Nancy Grace rails against overturned 'Making a Murderer' conviction -- and gets utterly destroyed
Nancy Grace speaking at the 2014 Arizona Ultimate Women's Expo at the Phoenix Convention Center (Flickr/Gage Skidmore)

While there is still a fierce debate over whether Steven Avery really murdered Teresa Halbach, there is no longer any question over whether Avery's nephew Brendan Dassey should still be in prison over what a Wisconsin judge has ruled was a coerced confession.


Dassey, who reportedly has an IQ of around 70, has been in prison for the past nine years after he confessed to helping his uncle kill Halbach when he was 16 years old. There was no attorney present at his interrogation, and officers repeatedly deceived him about what they knew about the facts of the case.
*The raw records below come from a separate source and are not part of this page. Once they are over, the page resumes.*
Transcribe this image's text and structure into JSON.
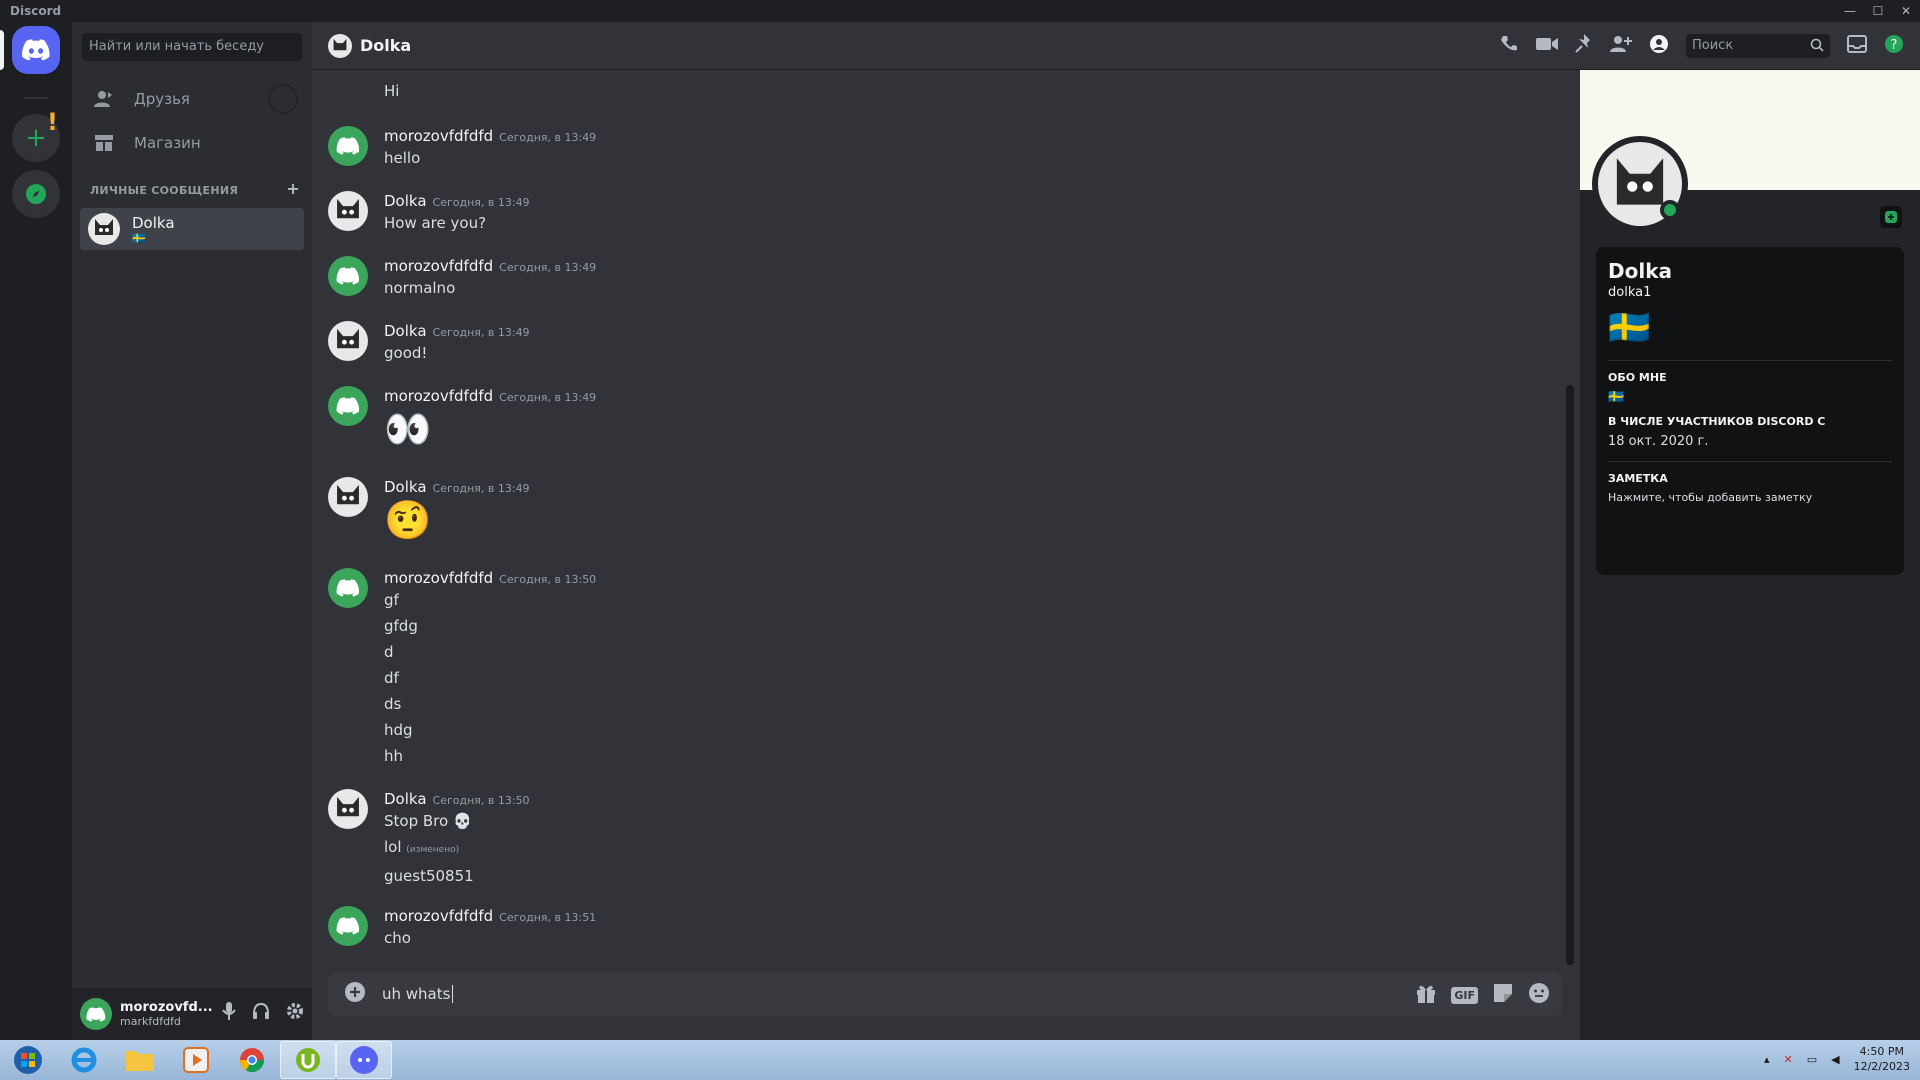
{
  "window": {
    "title": "Discord",
    "controls": [
      "—",
      "☐",
      "✕"
    ]
  },
  "dm_sidebar": {
    "search_placeholder": "Найти или начать беседу",
    "nav": [
      {
        "label": "Друзья",
        "icon": "friends-icon"
      },
      {
        "label": "Магазин",
        "icon": "shop-icon"
      }
    ],
    "section_header": "ЛИЧНЫЕ СООБЩЕНИЯ",
    "add_label": "+",
    "dms": [
      {
        "name": "Dolka",
        "status_flag": "🇸🇪"
      }
    ]
  },
  "user_panel": {
    "display_name": "morozovfd...",
    "username": "markfdfdfd"
  },
  "chat": {
    "channel_name": "Dolka",
    "search_placeholder": "Поиск",
    "first_line": "Hi",
    "messages": [
      {
        "author": "morozovfdfdfd",
        "time": "Сегодня, в 13:49",
        "lines": [
          "hello"
        ],
        "avatar": "discord"
      },
      {
        "author": "Dolka",
        "time": "Сегодня, в 13:49",
        "lines": [
          "How are you?"
        ],
        "avatar": "cat"
      },
      {
        "author": "morozovfdfdfd",
        "time": "Сегодня, в 13:49",
        "lines": [
          "normalno"
        ],
        "avatar": "discord"
      },
      {
        "author": "Dolka",
        "time": "Сегодня, в 13:49",
        "lines": [
          "good!"
        ],
        "avatar": "cat"
      },
      {
        "author": "morozovfdfdfd",
        "time": "Сегодня, в 13:49",
        "emoji": "👀",
        "avatar": "discord"
      },
      {
        "author": "Dolka",
        "time": "Сегодня, в 13:49",
        "emoji": "🤨",
        "avatar": "cat"
      },
      {
        "author": "morozovfdfdfd",
        "time": "Сегодня, в 13:50",
        "lines": [
          "gf",
          "gfdg",
          "d",
          "df",
          "ds",
          "hdg",
          "hh"
        ],
        "avatar": "discord"
      },
      {
        "author": "Dolka",
        "time": "Сегодня, в 13:50",
        "lines": [
          "Stop Bro 💀",
          "lol",
          "guest50851"
        ],
        "edited": "(изменено)",
        "avatar": "cat"
      },
      {
        "author": "morozovfdfdfd",
        "time": "Сегодня, в 13:51",
        "lines": [
          "cho"
        ],
        "avatar": "discord"
      }
    ],
    "composer_value": "uh whats",
    "composer_gif_label": "GIF"
  },
  "profile": {
    "display_name": "Dolka",
    "username": "dolka1",
    "flag": "🇸🇪",
    "about_header": "ОБО МНЕ",
    "about_value": "🇸🇪",
    "member_since_header": "В ЧИСЛЕ УЧАСТНИКОВ DISCORD С",
    "member_since_value": "18 окт. 2020 г.",
    "note_header": "ЗАМЕТКА",
    "note_placeholder": "Нажмите, чтобы добавить заметку"
  },
  "taskbar": {
    "time": "4:50 PM",
    "date": "12/2/2023"
  },
  "colors": {
    "brand": "#5865f2",
    "online": "#23a55a",
    "bg": "#313338"
  }
}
"The investigators repeatedly claimed to already know what happened on October 31 and assured Dassey that he had nothing to worry about," Judge William E. Duffin wrote his decision to overturn "These repeated false promises, when considered in conjunction with all relevant factors, most especially Dassey's age, intellectual deficits, and the absence of a supportive adult, rendered Dassey's confession involuntary under the Fifth and Fourteenth Amendments."

While many people who watched Making a Murderer -- the Netflix documentary about the Steven Avery case -- cheered this news when it broke last week, it seems that Nancy Grace is not happy about it.

Via LawNewz, Grace this week asked attorney David Bruno to explain how a judge could have possibly overturned Dassey's conviction.

"I hate to break it to you... but this is not a new rule of law," Bruno said. "Statements have to be voluntary. And now, what's changed here, is that we now get to see videos of how police conduct themselves in providing Miranda and various other promises and pressures when they have defendants in custody."

Grace wasn't hearing any of it, however, and pressed Bruno to explain what was so bad about the officers' interrogation tactics. She also said that Dassey couldn't have been a victim of a coerced interrogation because he "wasn't mentally ill" and had an IQ "within the normal range."

(In reality an IQ of 70 is right on the bubble in most gauges between "very low" and "extremely low.")

Bruno reacted to this with incredulity.

"He doesn't have to be mentally ill, he doesn't have to be beaten," he responded. "The issue of involuntariness goes far beyond just those factors. It's a totality of the circumstance. And I've always been very critical of this documentary."

Check out the full video below.